  • Gastrocnemius Recession: In this procedure, the calf muscles are lengthened to reduce calf muscle tension, which exerts strain on the plantar fascia.
  • Plantar Fascia Release: This procedure involves making a small incision on the plantar facia to relieve tension and pressure.

How ApriaHome Can Assist You

As experts in the medical equipment supply field, we have come to understand the causes, symptoms, and treatment solutions for a wide range of illnesses and conditions. Unfortunately, common conditions, like plantar fasciitis, are often misunderstood and thus go untreated, making heel pain worse. But with proper awareness of the causes, risks, symptoms, and treatment of plantar fasciitis, we can get patients back on their feet in no time.

We've sourced some of the best medical equipment from around the world, all available from the convenience of our online platform.

Looking to treat your plantar fasciitis but need help figuring out where to start?

For overnight pressure alleviation:

For plantar fasciitis pain relief and cold therapy:

For cold compression therapy:

For hot/ cold therapy:

For ankle support:

For mobility aid:

When it comes to heel pain, you don't have to suffer in silence; a wide range of easily accessible treatment solutions are available. Order now and receive free nationwide delivery on all purchases over $99.

Need advice or more information? Our friendly and experienced team is available at (800) 780-1508 between 8:00 am - 10:00 pm EST. Get in touch today.

THE INCLUSION OF ANY LINK TO WEBSITES OTHER THAN APRIADIRECT.COM DOES NOT IMPLY ENDORSEMENT OF THE LINKED SITE,ITS AFFILIATES,ANY INFORMATION, CONTENT, PRODUCTS, SERVICES, ADVERTISING, AND/OR OTHER MATERIALS PRESENTED ON OR THROUGH SUCH WEBSITES.APRIA IS NOT RESPONSIBLE FOR THE AVAILABILITY, ACCURACY, OR ANY INFORMATION, CONTENT, PRODUCTS, OR SERVICES ACCESSIBLE FROM SUCH SITES.

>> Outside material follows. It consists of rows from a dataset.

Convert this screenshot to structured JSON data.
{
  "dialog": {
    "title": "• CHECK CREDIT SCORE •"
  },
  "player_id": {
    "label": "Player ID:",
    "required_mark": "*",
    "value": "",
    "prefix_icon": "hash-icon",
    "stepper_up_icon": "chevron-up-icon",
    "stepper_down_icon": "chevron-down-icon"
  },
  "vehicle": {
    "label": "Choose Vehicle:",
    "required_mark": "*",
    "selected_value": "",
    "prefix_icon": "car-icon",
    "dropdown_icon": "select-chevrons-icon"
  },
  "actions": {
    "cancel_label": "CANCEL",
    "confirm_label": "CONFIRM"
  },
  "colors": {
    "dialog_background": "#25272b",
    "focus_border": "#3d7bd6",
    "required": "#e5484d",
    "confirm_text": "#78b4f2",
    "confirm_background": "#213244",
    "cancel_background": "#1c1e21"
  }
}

LEGAL DISCLAIMER: Material in this newsletter is only: (1) provided for general health education and informational purposes, and to provide references to other resources; it may not apply to you as an individual. While Apria believes that the information provided through this communication is accurate and reliable, Apria cannot and does not make any such guarantee. It is not intended to be a replacement for professional medical advice, evaluation, diagnosis, services or treatment (collectively, "medical treatment"). Please see your healthcare provider for medical treatment related to you and your specific health condition(s). Never disregard medical advice or delay seeking medical care because of something you have read on or accessed through this website. Reading this newsletter should not be construed to mean that you have a healthcare provider/patient relationship with Apria.